The front cover of the book 'Brainwashed' by Daniel Pick

A frankly brilliant book.

The Guardian

‘Brainwashed’ is a brilliant and mind-bending exploration of brainwashing and thought control.

In 1953, a group of prisoners of war who had fought against the communist invasion of South Korea were released. They chose – apparently freely – to move to Mao’s China. Among those refusing repatriation were 21 American GIs. Their decision sparked alarm in the West: why didn’t they want to come home? What was going on?

Soon, people were saying that the POWs had been “brainwashed”. Was this something new or a phenomenon that had been around for centuries?

The belief that it is possible to marshal scientific knowledge to govern someone’s mind gained enormous attention. In an era of Cold War paranoia and experimentation on “altered states”, the idea of brainwashing flourished, appearing in everything from critiques of CIA research on LSD to warnings of corporate groupthink, from visions of automaton assassins to conspiracy theories about “global elites”.
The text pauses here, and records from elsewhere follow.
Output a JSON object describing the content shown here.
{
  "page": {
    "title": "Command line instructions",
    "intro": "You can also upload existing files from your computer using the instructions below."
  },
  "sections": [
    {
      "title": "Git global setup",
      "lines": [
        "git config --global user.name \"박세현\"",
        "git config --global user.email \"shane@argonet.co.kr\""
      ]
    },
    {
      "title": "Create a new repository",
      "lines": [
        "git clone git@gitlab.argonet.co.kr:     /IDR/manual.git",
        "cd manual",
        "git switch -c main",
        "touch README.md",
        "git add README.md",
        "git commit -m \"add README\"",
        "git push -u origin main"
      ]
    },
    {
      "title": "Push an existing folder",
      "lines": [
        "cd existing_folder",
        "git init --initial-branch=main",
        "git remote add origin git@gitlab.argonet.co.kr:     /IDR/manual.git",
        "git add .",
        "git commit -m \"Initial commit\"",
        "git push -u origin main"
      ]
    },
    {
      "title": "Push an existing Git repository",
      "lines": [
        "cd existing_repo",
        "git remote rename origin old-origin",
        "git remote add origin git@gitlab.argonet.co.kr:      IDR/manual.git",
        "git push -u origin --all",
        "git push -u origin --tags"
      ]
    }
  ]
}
Today, brainwashing is almost taken for granted – built into our psychological and political language, rooted in the way we think about minds and societies. How did we get to this point – and why?

Psychoanalyst and historian Daniel Pick delves into the mysterious world of brainwashing in the 20th and 21st centuries, from ‘The Manchurian Candidate’ to ISIS, TV advertising to online algorithms. Mixing fascinating case studies with historical and psychological insights, ‘Brainwashed’ is a stimulating journey into the mysteries of thought control.

An extraordinarily engrossing and wide-ranging analysis of a word and a concept. I fell under its spell immediately.

Simon Garfield

Read an extract from the book

Date published
368 pages

About the author

Black and white photograph of Daniel Pick

Daniel Pick

Daniel Pick is a psychoanalyst, historian, university teacher, writer and occasional broadcaster. He is Professor of History at Birkbeck College, University of London, a fellow of the British Psychoanalytical Society, and author of several books on modern cultural history, psychoanalysis, and the history of the human sciences.